Q: May a party lose its contractual right to compel arbitration if, when negotiating and seeking approval of a class action settlement, it misrepresents the benefits of the proposed settlement to the court, opposing counsel and others?
In Aviation Data, Inc. v. American Express Travel Related Services Company, Inc., the trial court refused to approve a class action settlement when it concluded that counsel for defendant American Express Travel misled the plaintiffs in the course of negotiations by offering to make significant modifications to its travel insurance program that, unbeknownst to the plaintiffs, it had already made for reasons unrelated to the lawsuit. The trial court then ruled that, that due to its misleading conduct, Amex lost its right to compel arbitration. The Court of Appeal affirmed.
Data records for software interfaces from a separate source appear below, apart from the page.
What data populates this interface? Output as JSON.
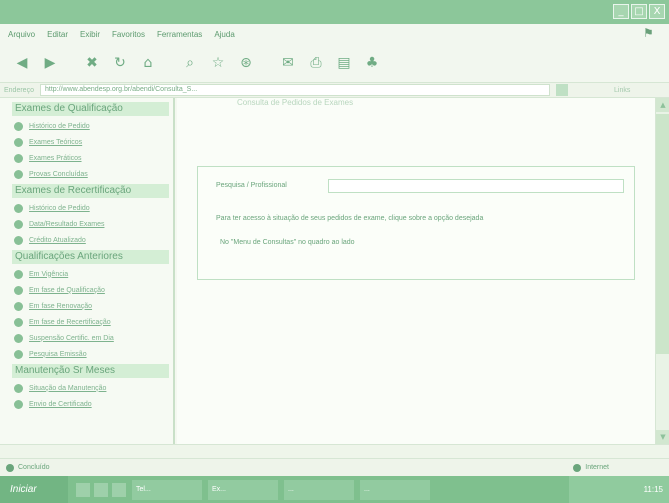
{
  "window": {
    "controls": [
      "_",
      "□",
      "X"
    ]
  },
  "menu": {
    "items": [
      "Arquivo",
      "Editar",
      "Exibir",
      "Favoritos",
      "Ferramentas",
      "Ajuda"
    ]
  },
  "address": {
    "label": "Endereço",
    "url": "http://www.abendesp.org.br/abendi/Consulta_S...",
    "links": "Links"
  },
  "sidebar": {
    "sections": [
      {
        "title": "Exames de Qualificação",
        "items": [
          "Histórico de Pedido",
          "Exames Teóricos",
          "Exames Práticos",
          "Provas Concluídas"
        ]
      },
      {
        "title": "Exames de Recertificação",
        "items": [
          "Histórico de Pedido",
          "Data/Resultado Exames",
          "Crédito Atualizado"
        ]
      },
      {
        "title": "Qualificações Anteriores",
        "items": [
          "Em Vigência",
          "Em fase de Qualificação",
          "Em fase Renovação",
          "Em fase de Recertificação",
          "Suspensão Certific. em Dia",
          "Pesquisa Emissão"
        ]
      },
      {
        "title": "Manutenção Sr Meses",
        "items": [
          "Situação da Manutenção",
          "Envio de Certificado"
        ]
      }
    ]
  },
  "content": {
    "heading": "Consulta de Pedidos de Exames",
    "form": {
      "label": "Pesquisa / Profissional",
      "input_value": "",
      "hint1": "Para ter acesso à situação de seus pedidos de exame, clique sobre a opção desejada",
      "hint2": "No \"Menu de Consultas\" no quadro ao lado"
    }
  },
  "status": {
    "left": "Concluído",
    "right": "Internet"
  },
  "taskbar": {
    "start": "Iniciar",
    "tasks": [
      "Tel...",
      "Ex...",
      "...",
      "...",
      "..."
    ],
    "clock": "11:15"
  }
}
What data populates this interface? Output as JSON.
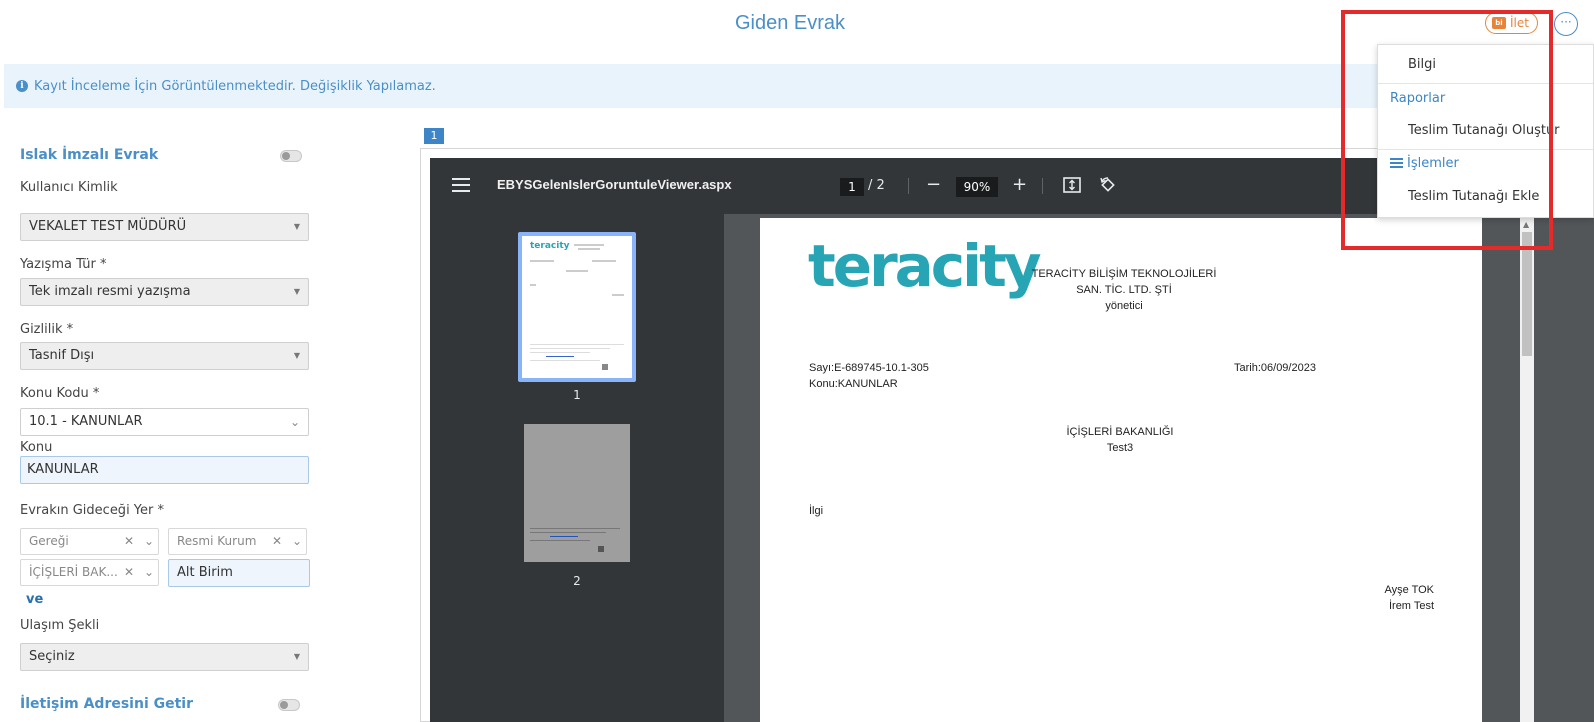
{
  "header": {
    "title": "Giden Evrak",
    "forward_label": "İlet",
    "forward_icon": "forward-icon",
    "more_icon": "···"
  },
  "notice": {
    "text": "Kayıt İnceleme İçin Görüntülenmektedir. Değişiklik Yapılamaz."
  },
  "form": {
    "wet_signed_title": "Islak İmzalı Evrak",
    "user_identity_label": "Kullanıcı Kimlik",
    "user_identity_value": "VEKALET TEST MÜDÜRÜ",
    "correspondence_type_label": "Yazışma Tür *",
    "correspondence_type_value": "Tek imzalı resmi yazışma",
    "confidentiality_label": "Gizlilik *",
    "confidentiality_value": "Tasnif Dışı",
    "subject_code_label": "Konu Kodu *",
    "subject_code_value": "10.1 - KANUNLAR",
    "subject_label": "Konu",
    "subject_value": "KANUNLAR",
    "destination_label": "Evrakın Gideceği Yer *",
    "dest_gere": "Gereği",
    "dest_resmi": "Resmi Kurum",
    "dest_icisleri": "İÇİŞLERİ BAK...",
    "dest_alt_birim_placeholder": "Alt Birim",
    "and_link": "ve",
    "delivery_label": "Ulaşım Şekli",
    "delivery_value": "Seçiniz",
    "contact_address_title": "İletişim Adresini Getir"
  },
  "viewer": {
    "page_chip": "1",
    "file_name": "EBYSGelenIslerGoruntuleViewer.aspx",
    "current_page": "1",
    "total_pages": "/ 2",
    "zoom": "90%",
    "thumbnails": [
      "1",
      "2"
    ]
  },
  "document": {
    "logo": "teracity",
    "company_line1": "TERACİTY BİLİŞİM TEKNOLOJİLERİ",
    "company_line2": "SAN. TİC. LTD. ŞTİ",
    "company_line3": "yönetici",
    "number": "Sayı:E-689745-10.1-305",
    "subject": "Konu:KANUNLAR",
    "date": "Tarih:06/09/2023",
    "recipient_line1": "İÇİŞLERİ BAKANLIĞI",
    "recipient_line2": "Test3",
    "reference": "İlgi",
    "signer1": "Ayşe TOK",
    "signer2": "İrem Test"
  },
  "menu": {
    "info": "Bilgi",
    "reports_header": "Raporlar",
    "create_delivery_report": "Teslim Tutanağı Oluştur",
    "operations_header": "İşlemler",
    "add_delivery_report": "Teslim Tutanağı Ekle"
  },
  "colors": {
    "accent": "#4a8fc7",
    "forward": "#e8843a",
    "highlight": "#e32b2b",
    "logo": "#27a5b4"
  }
}
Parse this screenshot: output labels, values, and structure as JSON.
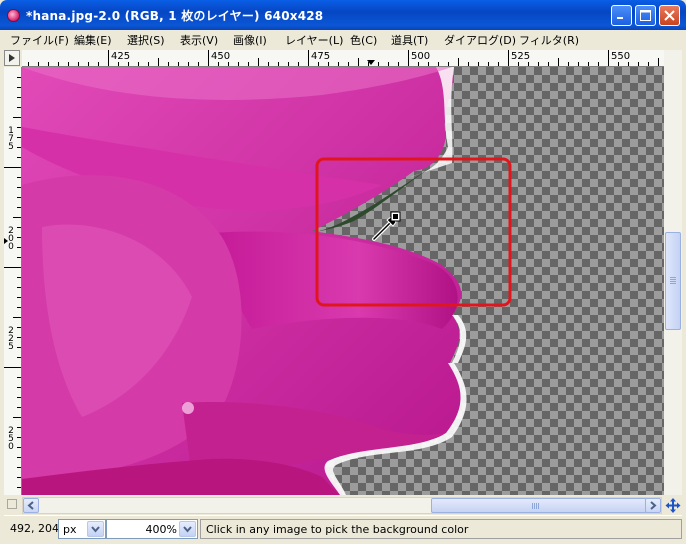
{
  "window": {
    "title": "*hana.jpg-2.0 (RGB, 1 枚のレイヤー) 640x428",
    "minimize_icon": "minimize-icon",
    "maximize_icon": "maximize-icon",
    "close_icon": "close-icon"
  },
  "menu": {
    "items": [
      {
        "label": "ファイル(F)"
      },
      {
        "label": "編集(E)"
      },
      {
        "label": "選択(S)"
      },
      {
        "label": "表示(V)"
      },
      {
        "label": "画像(I)"
      },
      {
        "label": "レイヤー(L)"
      },
      {
        "label": "色(C)"
      },
      {
        "label": "道具(T)"
      },
      {
        "label": "ダイアログ(D)"
      },
      {
        "label": "フィルタ(R)"
      }
    ]
  },
  "rulers": {
    "horizontal": [
      "425",
      "450",
      "475",
      "500",
      "525",
      "550"
    ],
    "vertical": [
      "175",
      "200",
      "225",
      "250"
    ]
  },
  "status": {
    "coords": "492, 204",
    "unit": "px",
    "zoom": "400%",
    "message": "Click in any image to pick the background color"
  },
  "colors": {
    "title_blue": "#0a5ee6",
    "petal_magenta": "#cc1f9e",
    "selection_red": "#e0161c",
    "checker_light": "#9c9c9c",
    "checker_dark": "#666666"
  }
}
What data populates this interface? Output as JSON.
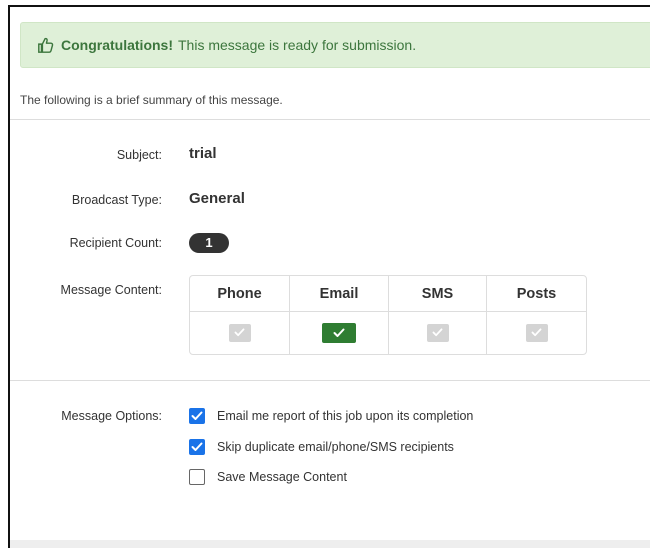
{
  "alert": {
    "strong": "Congratulations!",
    "text": "This message is ready for submission.",
    "icon": "thumbs-up-icon",
    "color": "#3c763d",
    "background": "#dff0d8"
  },
  "summary_text": "The following is a brief summary of this message.",
  "fields": {
    "subject_label": "Subject:",
    "subject_value": "trial",
    "broadcast_label": "Broadcast Type:",
    "broadcast_value": "General",
    "recipient_label": "Recipient Count:",
    "recipient_value": "1",
    "content_label": "Message Content:",
    "options_label": "Message Options:"
  },
  "content_table": {
    "headers": [
      "Phone",
      "Email",
      "SMS",
      "Posts"
    ],
    "enabled": [
      false,
      true,
      false,
      false
    ],
    "active_color": "#2f7d32"
  },
  "options": [
    {
      "label": "Email me report of this job upon its completion",
      "checked": true
    },
    {
      "label": "Skip duplicate email/phone/SMS recipients",
      "checked": true
    },
    {
      "label": "Save Message Content",
      "checked": false
    }
  ]
}
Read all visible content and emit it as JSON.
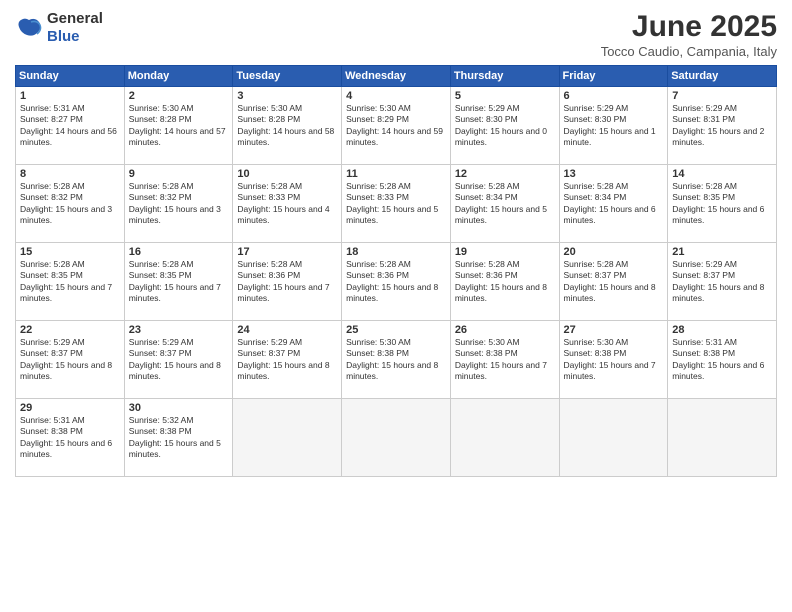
{
  "logo": {
    "general": "General",
    "blue": "Blue"
  },
  "title": "June 2025",
  "subtitle": "Tocco Caudio, Campania, Italy",
  "headers": [
    "Sunday",
    "Monday",
    "Tuesday",
    "Wednesday",
    "Thursday",
    "Friday",
    "Saturday"
  ],
  "weeks": [
    [
      {
        "day": "1",
        "sunrise": "5:31 AM",
        "sunset": "8:27 PM",
        "daylight": "14 hours and 56 minutes."
      },
      {
        "day": "2",
        "sunrise": "5:30 AM",
        "sunset": "8:28 PM",
        "daylight": "14 hours and 57 minutes."
      },
      {
        "day": "3",
        "sunrise": "5:30 AM",
        "sunset": "8:28 PM",
        "daylight": "14 hours and 58 minutes."
      },
      {
        "day": "4",
        "sunrise": "5:30 AM",
        "sunset": "8:29 PM",
        "daylight": "14 hours and 59 minutes."
      },
      {
        "day": "5",
        "sunrise": "5:29 AM",
        "sunset": "8:30 PM",
        "daylight": "15 hours and 0 minutes."
      },
      {
        "day": "6",
        "sunrise": "5:29 AM",
        "sunset": "8:30 PM",
        "daylight": "15 hours and 1 minute."
      },
      {
        "day": "7",
        "sunrise": "5:29 AM",
        "sunset": "8:31 PM",
        "daylight": "15 hours and 2 minutes."
      }
    ],
    [
      {
        "day": "8",
        "sunrise": "5:28 AM",
        "sunset": "8:32 PM",
        "daylight": "15 hours and 3 minutes."
      },
      {
        "day": "9",
        "sunrise": "5:28 AM",
        "sunset": "8:32 PM",
        "daylight": "15 hours and 3 minutes."
      },
      {
        "day": "10",
        "sunrise": "5:28 AM",
        "sunset": "8:33 PM",
        "daylight": "15 hours and 4 minutes."
      },
      {
        "day": "11",
        "sunrise": "5:28 AM",
        "sunset": "8:33 PM",
        "daylight": "15 hours and 5 minutes."
      },
      {
        "day": "12",
        "sunrise": "5:28 AM",
        "sunset": "8:34 PM",
        "daylight": "15 hours and 5 minutes."
      },
      {
        "day": "13",
        "sunrise": "5:28 AM",
        "sunset": "8:34 PM",
        "daylight": "15 hours and 6 minutes."
      },
      {
        "day": "14",
        "sunrise": "5:28 AM",
        "sunset": "8:35 PM",
        "daylight": "15 hours and 6 minutes."
      }
    ],
    [
      {
        "day": "15",
        "sunrise": "5:28 AM",
        "sunset": "8:35 PM",
        "daylight": "15 hours and 7 minutes."
      },
      {
        "day": "16",
        "sunrise": "5:28 AM",
        "sunset": "8:35 PM",
        "daylight": "15 hours and 7 minutes."
      },
      {
        "day": "17",
        "sunrise": "5:28 AM",
        "sunset": "8:36 PM",
        "daylight": "15 hours and 7 minutes."
      },
      {
        "day": "18",
        "sunrise": "5:28 AM",
        "sunset": "8:36 PM",
        "daylight": "15 hours and 8 minutes."
      },
      {
        "day": "19",
        "sunrise": "5:28 AM",
        "sunset": "8:36 PM",
        "daylight": "15 hours and 8 minutes."
      },
      {
        "day": "20",
        "sunrise": "5:28 AM",
        "sunset": "8:37 PM",
        "daylight": "15 hours and 8 minutes."
      },
      {
        "day": "21",
        "sunrise": "5:29 AM",
        "sunset": "8:37 PM",
        "daylight": "15 hours and 8 minutes."
      }
    ],
    [
      {
        "day": "22",
        "sunrise": "5:29 AM",
        "sunset": "8:37 PM",
        "daylight": "15 hours and 8 minutes."
      },
      {
        "day": "23",
        "sunrise": "5:29 AM",
        "sunset": "8:37 PM",
        "daylight": "15 hours and 8 minutes."
      },
      {
        "day": "24",
        "sunrise": "5:29 AM",
        "sunset": "8:37 PM",
        "daylight": "15 hours and 8 minutes."
      },
      {
        "day": "25",
        "sunrise": "5:30 AM",
        "sunset": "8:38 PM",
        "daylight": "15 hours and 8 minutes."
      },
      {
        "day": "26",
        "sunrise": "5:30 AM",
        "sunset": "8:38 PM",
        "daylight": "15 hours and 7 minutes."
      },
      {
        "day": "27",
        "sunrise": "5:30 AM",
        "sunset": "8:38 PM",
        "daylight": "15 hours and 7 minutes."
      },
      {
        "day": "28",
        "sunrise": "5:31 AM",
        "sunset": "8:38 PM",
        "daylight": "15 hours and 6 minutes."
      }
    ],
    [
      {
        "day": "29",
        "sunrise": "5:31 AM",
        "sunset": "8:38 PM",
        "daylight": "15 hours and 6 minutes."
      },
      {
        "day": "30",
        "sunrise": "5:32 AM",
        "sunset": "8:38 PM",
        "daylight": "15 hours and 5 minutes."
      },
      null,
      null,
      null,
      null,
      null
    ]
  ]
}
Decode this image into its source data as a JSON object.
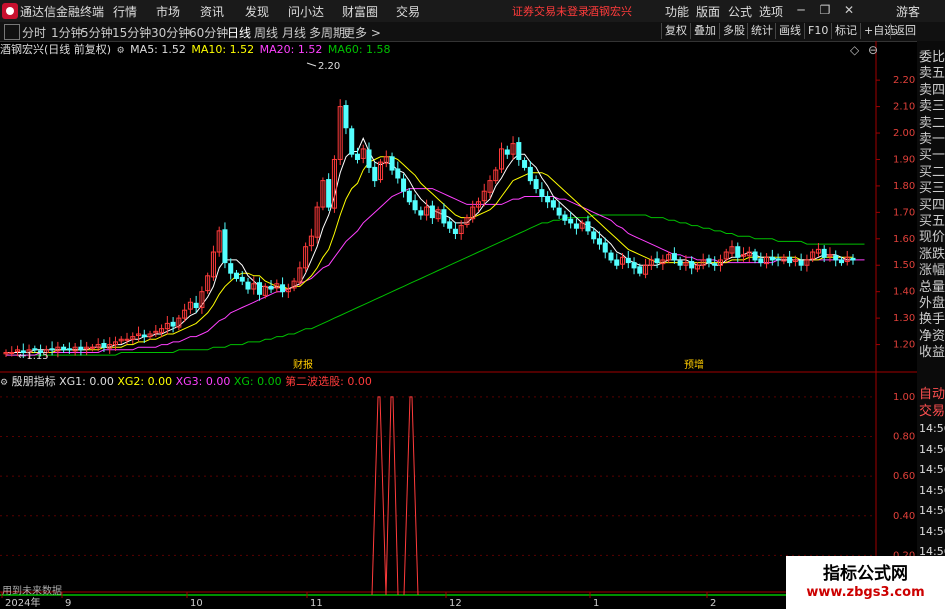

By soliciting amendment of the complaint to allege a nationwide class and then crafting a proposed settlement structured around largely illusory relief, Amex forced ADI to intervene in the California action and required ADI and the plaintiff class to engage in protracted and costly discovery and appearances before the court as its deception about the implementation of the TAA code gradually surfaced. Only after the truth was unearthed and the settlement failed did Amex move to compel arbitration. Amex’s conduct smacks both of “substantive” prejudice “such as when a party loses a motion on the merits and then attempts, in effect, to relitigate the issue by invoking arbitration”; and of the situation in which a party “too long postpones his invocation of his contractual right to arbitration, and thereby causes his adversary to incur unnecessary delay or expense.” (Thyssen, Inc. v. Calypso Shipping Corp., S.A., supra, 310 F.3d at p. 105.)